They have been in the thickest of the battle. It was for them to live at the time of Antichrist in all his power and fullness. The honor and privilege to live at that time was in store for them. For thus it is in reality: it will be a time of special privilege for the people of God to live at the time of Antichrist. It is much rather a cause of longing and yearning, than of fear and trembling, for the people of God to live at that time. Is not a soldier in the battle honored by being in the thickest of the battle? And shall not the soldier of the kingdom of Christ by faith deem it an honor to be in the thickest of the fight against the power of Antichrist and to show that he fears nothing even though he be hated of all men and of all nations? And, therefore, it is a special honor to be deemed worthy to live at that time. God shall have His strongest children, His best forces, in the world at that last period. And, therefore, to belong to those picked forces of Christ in the world at the time of Antichrist shall be the greatest honor conceivable (p. 522).
One need not agree with Hoeksema’s commentary, or eschatology, in every detail. The strangest, and most objectionable, theory is his notion, repeated again and again in the commentary, that the remaining saints will be taken out of the world shortly before Christ’s coming and the end (see pp. 397; 509ff.; 535; 551; 600; 603; 605). The reason for this “Reformed rapture” is not that the saints must escape the great tribulation under Antichrist, for Hoeksema correctly teaches that the full fury of Antichrist will fall upon the true church and her faithful members. Rather, the reason is that the few remaining saints must escape the terrible judgments of God that will fall upon the world-kingdom of the beast immediately before the end.

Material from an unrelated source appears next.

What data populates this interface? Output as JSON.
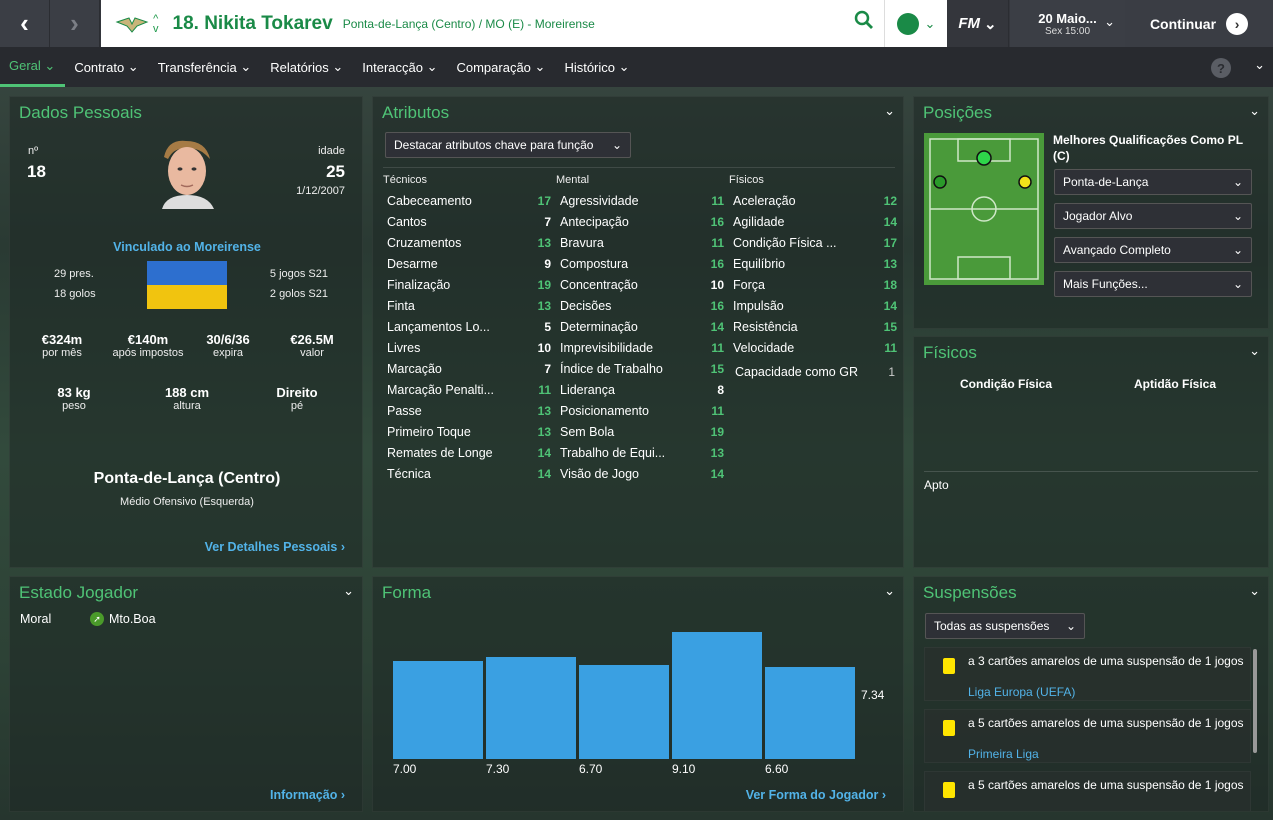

Nevertheless, this notion of God’s taking the church into heaven prior to the coming of Christ and the end is wrong and dangerous. I Corinthians 15:51ff. teaches that some elect believers will be in the world when Christ comes. The notion is dangerous because it compromises the Reformed repudiation of the bizarre fiction of premillennial dispensationalism. This danger is especially pronounced in that Hoeksema’s “rapture” includes the resurrection of the dead saints before the resurrection of the wicked some days, or months, later (p. 397).
The Reformed student of Scripture might also differ with Hoeksema’s exegesis ofDaniel 9, specifically the cutting off of Messiah according to verse 26. Hoeksema explains the 70 weeks as extending to the reign of Antichrist. The cutting off of Messiah is then the killing of the two witnesses of Revelation 11 (p. 396). But Daniel 9:24 has the 70 weeks terminating upon Messiah Himself, that is, the ministry on earth of Jesus Christ. Verse 26 does not refer to the persecution of the church under Antichrist, but to the death of Messiah on the cross.
Hoeksema has not spoken the last word on eschatology. In this aspect of biblical truth more than any other, there can and should be development today. This duty rests squarely and exclusively upon Reformed amillennialists.
But Hoeksema has spoken a sound, urgent, and rare word. He has spoken it in this commentary on Revelation, once again made available by the Reformed Free Publishing Association.
In this editorial, he will have the last word. The quotation is his explanation of the words, “And the Spirit and the bride say, Come,” inRevelation 22:17. What he says is timely at the beginning of a new year.
This [is] … the spontaneous response of the bride. For the bride receives a picture of the glory of the Bridegroom and of the time when she shall always be with Him. She is conscious all the more, through the prophecy of this book, of her present misery, of her tribulation which she must and does suffer in the midst of the world. She is conscious of her present separation. She is conscious of her sinfulness. And when, through the words of the book of this prophecy, she looks at the glory which shall be revealed to her, she calls out, under the influence of the Spirit of the Bridegroom, “Come; yea, come, Lord Jesus!”